As an intellectual object, a book is prototypically a composition of such great length that it takes a considerable investment of time to compose and a still considerable, though not so extensive, investment of time to read.This sense of book has a restricted and an unrestricted sense.Tags: Purpose Of A Thesis AbstractRomeo And Juliet Persuasive EssayBoast Essay About YourselfIgcse Biology CourseworkWrite 3rd Person EssayBusiness Research ThesisApa Style Papers For SaleGood Topics To Write An Argumentative Essay OnBusiness Strategy Plans
In the restricted sense, a book is a self-sufficient section or part of a longer composition, a usage that reflects the fact that, in antiquity, long works had to be written on several scrolls, and each scroll had to be identified by the book it contained.
So, for instance, each part of Aristotle's Physics is called a book, as of course, the Bible encompasses many different books.
A book is much easier to read, to find a page that you want, and to flip through. The Christian authors may also have wanted to distinguish their writings from the pagan and Judaic texts written on scrolls.
In addition, some metal books were made, that required smaller pages of metal, instead of an impossibly long, unbending scroll of metal.
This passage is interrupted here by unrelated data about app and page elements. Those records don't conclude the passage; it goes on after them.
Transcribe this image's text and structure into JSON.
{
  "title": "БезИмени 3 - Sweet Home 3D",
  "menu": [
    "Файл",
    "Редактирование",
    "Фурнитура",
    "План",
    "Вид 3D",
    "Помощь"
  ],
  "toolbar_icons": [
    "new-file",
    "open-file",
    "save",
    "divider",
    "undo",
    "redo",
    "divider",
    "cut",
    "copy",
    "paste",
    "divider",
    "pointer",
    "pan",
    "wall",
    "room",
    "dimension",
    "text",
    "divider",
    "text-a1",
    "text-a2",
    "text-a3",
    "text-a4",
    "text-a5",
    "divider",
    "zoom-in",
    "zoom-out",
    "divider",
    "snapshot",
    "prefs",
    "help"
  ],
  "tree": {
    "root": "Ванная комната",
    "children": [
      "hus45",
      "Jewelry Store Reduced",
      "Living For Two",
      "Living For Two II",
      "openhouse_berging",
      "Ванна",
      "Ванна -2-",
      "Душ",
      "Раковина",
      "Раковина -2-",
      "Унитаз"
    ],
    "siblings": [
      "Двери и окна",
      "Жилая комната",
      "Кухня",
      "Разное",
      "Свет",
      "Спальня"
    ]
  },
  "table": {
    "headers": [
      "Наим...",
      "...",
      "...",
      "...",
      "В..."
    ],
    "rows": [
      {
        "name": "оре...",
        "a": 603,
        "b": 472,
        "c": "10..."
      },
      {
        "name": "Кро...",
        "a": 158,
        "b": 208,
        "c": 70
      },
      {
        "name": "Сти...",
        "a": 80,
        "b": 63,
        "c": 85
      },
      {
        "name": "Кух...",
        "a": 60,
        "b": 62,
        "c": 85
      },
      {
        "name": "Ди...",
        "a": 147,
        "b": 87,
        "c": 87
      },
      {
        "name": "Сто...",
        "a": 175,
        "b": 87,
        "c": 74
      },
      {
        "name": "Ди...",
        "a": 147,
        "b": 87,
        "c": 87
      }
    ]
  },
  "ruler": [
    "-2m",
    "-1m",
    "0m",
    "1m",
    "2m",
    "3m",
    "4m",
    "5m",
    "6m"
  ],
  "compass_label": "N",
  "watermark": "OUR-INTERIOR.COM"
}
Books can consist only of drawings, engravings, or photographs, or such things as crossword puzzles or cut-out dolls.
In a physical book, the pages can be left blank or can feature an abstract set of lines as support for on-going entries, i.e., an account book, an appointment book, a log book, an autograph book, a notebook, a diary or day book, or a sketchbook.The more modern codex book format form took over the Roman world by late antiquity, but the scroll format persisted much longer in Asia. 636) explained the then-current relation between codex, book and scroll in his Etymologiae (VI.13): "A codex is composed of many books; a book is of one scroll.It is called codex by way of metaphor from the trunks (codex) of trees or vines, as if it were a wooden stock, because it contains in itself a multitude of books, as it were of branches." Modern usage differs.According to Herodotus (History ), the Phoenicians brought writing and papyrus to Greece around the 10th or 9th century BC.The Greek word for papyrus as writing material (biblion) and book (biblos) come from the Phoenician port town Byblos, through which papyrus was exported to Greece.), which originally meant a slice or piece and from there began to denote "a roll of papyrus".Tomus was used by the Latins with exactly the same meaning as volumen (see also below the explanation by Isidore of Seville).Whether made from papyrus, parchment, or paper, scrolls were the dominant form of book in the Hellenistic, Roman, Chinese, Hebrew, and Macedonian cultures.Clay tablets were flattened and mostly dry pieces of clay that could be easily carried, and impressed with a stylus.They were used as a writing medium, especially for writing in cuneiform, throughout the Bronze Age and well into the Iron Age.As a physical object, a book is a stack of usually rectangular pages (made of papyrus, parchment, vellum, or paper) oriented with one edge tied, sewn, or otherwise fixed together and then bound to the flexible spine of a protective cover of heavier, relatively inflexible material.The technical term for this physical arrangement is codex (in the plural, codices).